Problem requirements
Each entry below should be given again exactly; the pictures stay out.

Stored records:
"""

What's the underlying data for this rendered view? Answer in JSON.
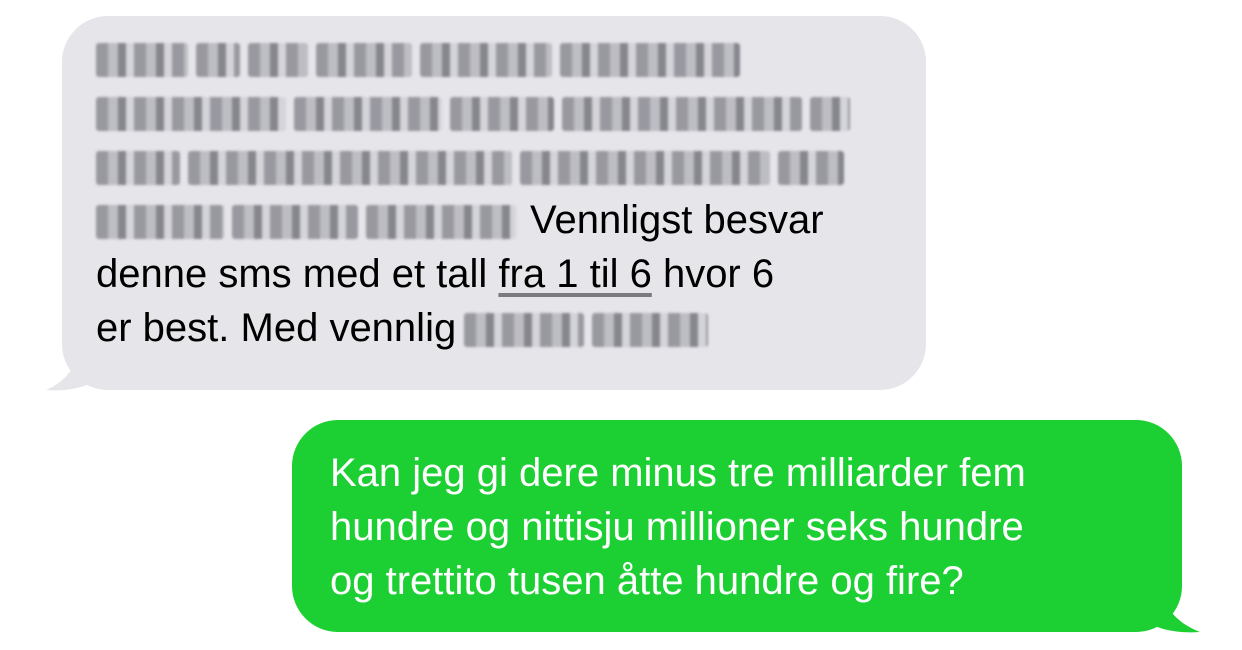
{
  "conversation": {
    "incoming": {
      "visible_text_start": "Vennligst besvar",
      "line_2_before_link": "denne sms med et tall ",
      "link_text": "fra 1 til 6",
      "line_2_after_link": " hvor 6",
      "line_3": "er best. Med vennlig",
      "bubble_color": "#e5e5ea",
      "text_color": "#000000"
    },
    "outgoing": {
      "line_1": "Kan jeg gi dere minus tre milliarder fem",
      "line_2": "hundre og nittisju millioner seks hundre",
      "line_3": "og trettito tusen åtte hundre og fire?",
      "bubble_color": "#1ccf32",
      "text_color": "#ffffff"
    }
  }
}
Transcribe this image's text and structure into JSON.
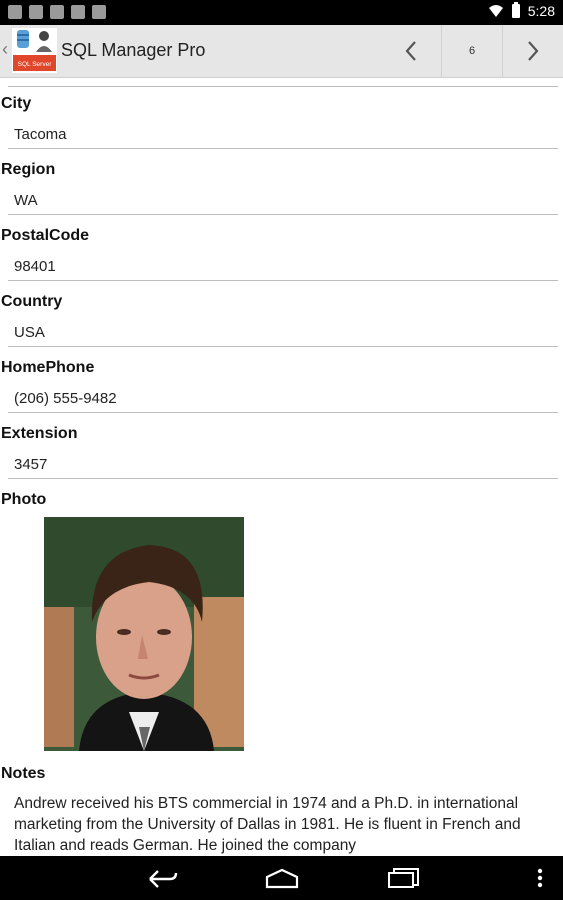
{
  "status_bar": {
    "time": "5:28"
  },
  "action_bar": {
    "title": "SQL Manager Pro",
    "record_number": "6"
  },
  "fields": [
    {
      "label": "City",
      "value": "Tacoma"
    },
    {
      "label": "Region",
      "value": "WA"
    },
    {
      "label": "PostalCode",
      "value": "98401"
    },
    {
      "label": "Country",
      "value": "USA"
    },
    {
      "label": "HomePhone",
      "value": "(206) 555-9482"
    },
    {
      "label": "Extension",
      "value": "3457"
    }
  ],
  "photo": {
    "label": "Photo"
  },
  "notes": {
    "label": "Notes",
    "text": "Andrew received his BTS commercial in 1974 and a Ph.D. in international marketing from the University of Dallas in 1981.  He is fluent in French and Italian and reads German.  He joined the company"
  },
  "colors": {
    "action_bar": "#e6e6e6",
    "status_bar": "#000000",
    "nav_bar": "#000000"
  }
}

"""

Output of the task
What's the underlying data for this rendered view? Answer in JSON.
{
  "conversation": {
    "incoming": {
      "visible_text_start": "Vennligst besvar",
      "line_2_before_link": "denne sms med et tall ",
      "link_text": "fra 1 til 6",
      "line_2_after_link": " hvor 6",
      "line_3": "er best. Med vennlig",
      "bubble_color": "#e5e5ea",
      "text_color": "#000000"
    },
    "outgoing": {
      "line_1": "Kan jeg gi dere minus tre milliarder fem",
      "line_2": "hundre og nittisju millioner seks hundre",
      "line_3": "og trettito tusen åtte hundre og fire?",
      "bubble_color": "#1ccf32",
      "text_color": "#ffffff"
    }
  }
}
Transcribe this image's text and structure into JSON.
{
  "status_bar": {
    "time": "5:28"
  },
  "action_bar": {
    "title": "SQL Manager Pro",
    "record_number": "6"
  },
  "fields": [
    {
      "label": "City",
      "value": "Tacoma"
    },
    {
      "label": "Region",
      "value": "WA"
    },
    {
      "label": "PostalCode",
      "value": "98401"
    },
    {
      "label": "Country",
      "value": "USA"
    },
    {
      "label": "HomePhone",
      "value": "(206) 555-9482"
    },
    {
      "label": "Extension",
      "value": "3457"
    }
  ],
  "photo": {
    "label": "Photo"
  },
  "notes": {
    "label": "Notes",
    "text": "Andrew received his BTS commercial in 1974 and a Ph.D. in international marketing from the University of Dallas in 1981.  He is fluent in French and Italian and reads German.  He joined the company"
  },
  "colors": {
    "action_bar": "#e6e6e6",
    "status_bar": "#000000",
    "nav_bar": "#000000"
  }
}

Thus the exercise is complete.